In question 1493 tabled in the National assembly for written reply, I pointedly asked the Minister of Energy “whether any carbon sinks were being created parallel with the building of the Kusile and Medupi coal-fired power stations to help offset their future carbon emissions in order that South Africa met its carbon emission commitments in terms of the Kyoto Protocol”.
The Minister unashamedly deflected the question from her department to Eskom and indicated that Eskom had not created any new carbon sinks. She simply ignored her constitutional responsibility. This is shocking but not unexpected.
The creation of carbon sinks is a moral as well as an economic necessity. Worldwide, natural disasters of enormous magnitude are wreaking havoc because of human activity. Climate change is an observable phenomenon and its impact on life, all life, is already alarming.

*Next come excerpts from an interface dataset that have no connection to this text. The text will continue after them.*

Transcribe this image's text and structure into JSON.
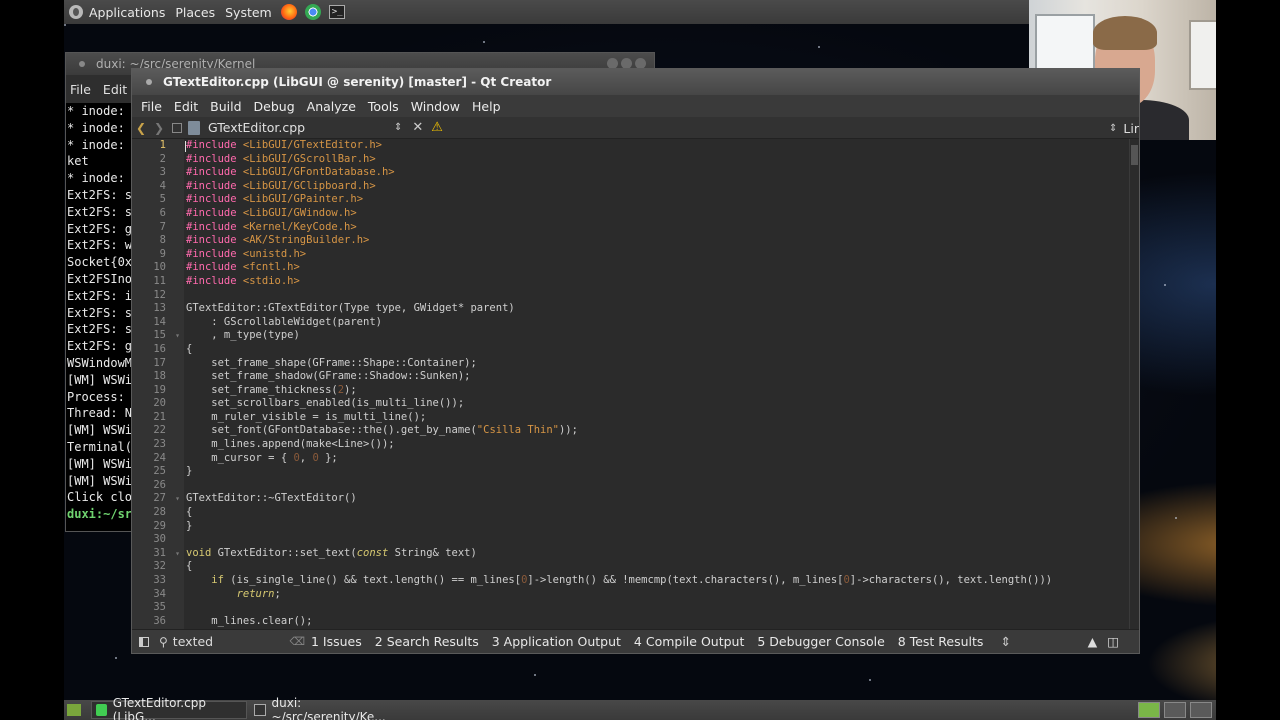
{
  "top_panel": {
    "applications": "Applications",
    "places": "Places",
    "system": "System"
  },
  "terminal": {
    "title": "duxi: ~/src/serenity/Kernel",
    "menu": [
      "File",
      "Edit"
    ],
    "lines": [
      "* inode:",
      "* inode:",
      "* inode:",
      "ket",
      "* inode:",
      "Ext2FS: s",
      "Ext2FS: s",
      "Ext2FS: g",
      "Ext2FS: w",
      "Socket{0x",
      "Ext2FSIno",
      "Ext2FS: i",
      "Ext2FS: s",
      "Ext2FS: s",
      "Ext2FS: g",
      "WSWindowM",
      "[WM] WSWi",
      "Process:",
      "Thread: N",
      "[WM] WSWi",
      "Terminal(",
      "[WM] WSWi",
      "[WM] WSWi",
      "Click clo"
    ],
    "prompt": "duxi:~/sr"
  },
  "qt": {
    "title": "GTextEditor.cpp (LibGUI @ serenity) [master] - Qt Creator",
    "menu": [
      "File",
      "Edit",
      "Build",
      "Debug",
      "Analyze",
      "Tools",
      "Window",
      "Help"
    ],
    "file_name": "GTextEditor.cpp",
    "right_combo": "Lir",
    "current_line": 1,
    "line_numbers": [
      "1",
      "2",
      "3",
      "4",
      "5",
      "6",
      "7",
      "8",
      "9",
      "10",
      "11",
      "12",
      "13",
      "14",
      "15",
      "16",
      "17",
      "18",
      "19",
      "20",
      "21",
      "22",
      "23",
      "24",
      "25",
      "26",
      "27",
      "28",
      "29",
      "30",
      "31",
      "32",
      "33",
      "34",
      "35",
      "36"
    ],
    "fold_lines": [
      15,
      27,
      31
    ],
    "code": [
      [
        [
          "pp",
          "#include "
        ],
        [
          "inc",
          "<LibGUI/GTextEditor.h>"
        ]
      ],
      [
        [
          "pp",
          "#include "
        ],
        [
          "inc",
          "<LibGUI/GScrollBar.h>"
        ]
      ],
      [
        [
          "pp",
          "#include "
        ],
        [
          "inc",
          "<LibGUI/GFontDatabase.h>"
        ]
      ],
      [
        [
          "pp",
          "#include "
        ],
        [
          "inc",
          "<LibGUI/GClipboard.h>"
        ]
      ],
      [
        [
          "pp",
          "#include "
        ],
        [
          "inc",
          "<LibGUI/GPainter.h>"
        ]
      ],
      [
        [
          "pp",
          "#include "
        ],
        [
          "inc",
          "<LibGUI/GWindow.h>"
        ]
      ],
      [
        [
          "pp",
          "#include "
        ],
        [
          "inc",
          "<Kernel/KeyCode.h>"
        ]
      ],
      [
        [
          "pp",
          "#include "
        ],
        [
          "inc",
          "<AK/StringBuilder.h>"
        ]
      ],
      [
        [
          "pp",
          "#include "
        ],
        [
          "inc",
          "<unistd.h>"
        ]
      ],
      [
        [
          "pp",
          "#include "
        ],
        [
          "inc",
          "<fcntl.h>"
        ]
      ],
      [
        [
          "pp",
          "#include "
        ],
        [
          "inc",
          "<stdio.h>"
        ]
      ],
      [],
      [
        [
          "",
          "GTextEditor::GTextEditor(Type type, GWidget* parent)"
        ]
      ],
      [
        [
          "",
          "    : GScrollableWidget(parent)"
        ]
      ],
      [
        [
          "",
          "    , m_type(type)"
        ]
      ],
      [
        [
          "",
          "{"
        ]
      ],
      [
        [
          "",
          "    set_frame_shape(GFrame::Shape::Container);"
        ]
      ],
      [
        [
          "",
          "    set_frame_shadow(GFrame::Shadow::Sunken);"
        ]
      ],
      [
        [
          "",
          "    set_frame_thickness("
        ],
        [
          "num",
          "2"
        ],
        [
          "",
          ");"
        ]
      ],
      [
        [
          "",
          "    set_scrollbars_enabled(is_multi_line());"
        ]
      ],
      [
        [
          "",
          "    m_ruler_visible = is_multi_line();"
        ]
      ],
      [
        [
          "",
          "    set_font(GFontDatabase::the().get_by_name("
        ],
        [
          "str",
          "\"Csilla Thin\""
        ],
        [
          "",
          "));"
        ]
      ],
      [
        [
          "",
          "    m_lines.append(make<Line>());"
        ]
      ],
      [
        [
          "",
          "    m_cursor = { "
        ],
        [
          "num",
          "0"
        ],
        [
          "",
          ", "
        ],
        [
          "num",
          "0"
        ],
        [
          "",
          " };"
        ]
      ],
      [
        [
          "",
          "}"
        ]
      ],
      [],
      [
        [
          "",
          "GTextEditor::~GTextEditor()"
        ]
      ],
      [
        [
          "",
          "{"
        ]
      ],
      [
        [
          "",
          "}"
        ]
      ],
      [],
      [
        [
          "kw",
          "void "
        ],
        [
          "",
          "GTextEditor::set_text("
        ],
        [
          "it",
          "const "
        ],
        [
          "",
          "String& text)"
        ]
      ],
      [
        [
          "",
          "{"
        ]
      ],
      [
        [
          "",
          "    "
        ],
        [
          "kw",
          "if "
        ],
        [
          "",
          "(is_single_line() && text.length() == m_lines["
        ],
        [
          "num",
          "0"
        ],
        [
          "",
          "]->length() && !memcmp(text.characters(), m_lines["
        ],
        [
          "num",
          "0"
        ],
        [
          "",
          "]->characters(), text.length()))"
        ]
      ],
      [
        [
          "",
          "        "
        ],
        [
          "it",
          "return"
        ],
        [
          "",
          ";"
        ]
      ],
      [],
      [
        [
          "",
          "    m_lines.clear();"
        ]
      ]
    ],
    "status": {
      "locator": "texted",
      "panes": [
        "1  Issues",
        "2  Search Results",
        "3  Application Output",
        "4  Compile Output",
        "5  Debugger Console",
        "8  Test Results"
      ]
    }
  },
  "taskbar": {
    "tasks": [
      "GTextEditor.cpp (LibG...",
      "duxi: ~/src/serenity/Ke..."
    ]
  }
}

Left unchecked, the consequences for humanity will be just too nightmarish to contemplate. Any responsible government will have ensured without any prompting that new emissions by power stations such as the Kusile and Medupi coal-fired power stations will be adequately sequestrated by new carbon sinks equal to the problem that is soon to arise.
The creation of carbon sinks has economic value also. To begin with, people in many poverty stricken rural areas will have sustainable jobs establishing, maintaining and expanding big carbon sinks. Sustainable harvesting in future years from the plant life that is being established will add to the appeal of such projects. If degraded areas are being targeted for reclamation purposes through the establishment of carbon sinks, double benefits will accrue and adjoining areas will benefit in numerous ways, not least of them being water conservation.
COPE believes that all planning must factor in sustainability and environmental good practices. What the left hand does to damage the environment the right hand must rectify in equal measure and parallel time.
Government and Eskom are grossly remiss and inconsiderate in failing to establish carbon sinks. Citizens of our country who wish to mitigate the fury of nature, which is becoming increasingly incensed by human misconduct towards the environment, must clamour for greater environmental sensitivity and commitment. They must do so both for themselves as well as for their progeny.
Once again we have another Minister in government who is failing to uphold the Constitution seeing that section 24(b)(iii) stipulates that “everyone has the right to have the environment protected for the benefit of present and future generations, through reasonable legislative and other measures that secure ecologically sustainable development and use of natural resources while promoting justifiable economic and social development”.
My response to the Minister’s reply is that she blatantly avoided answering the question and that she should account to the country for overlooking her constitutional obligation.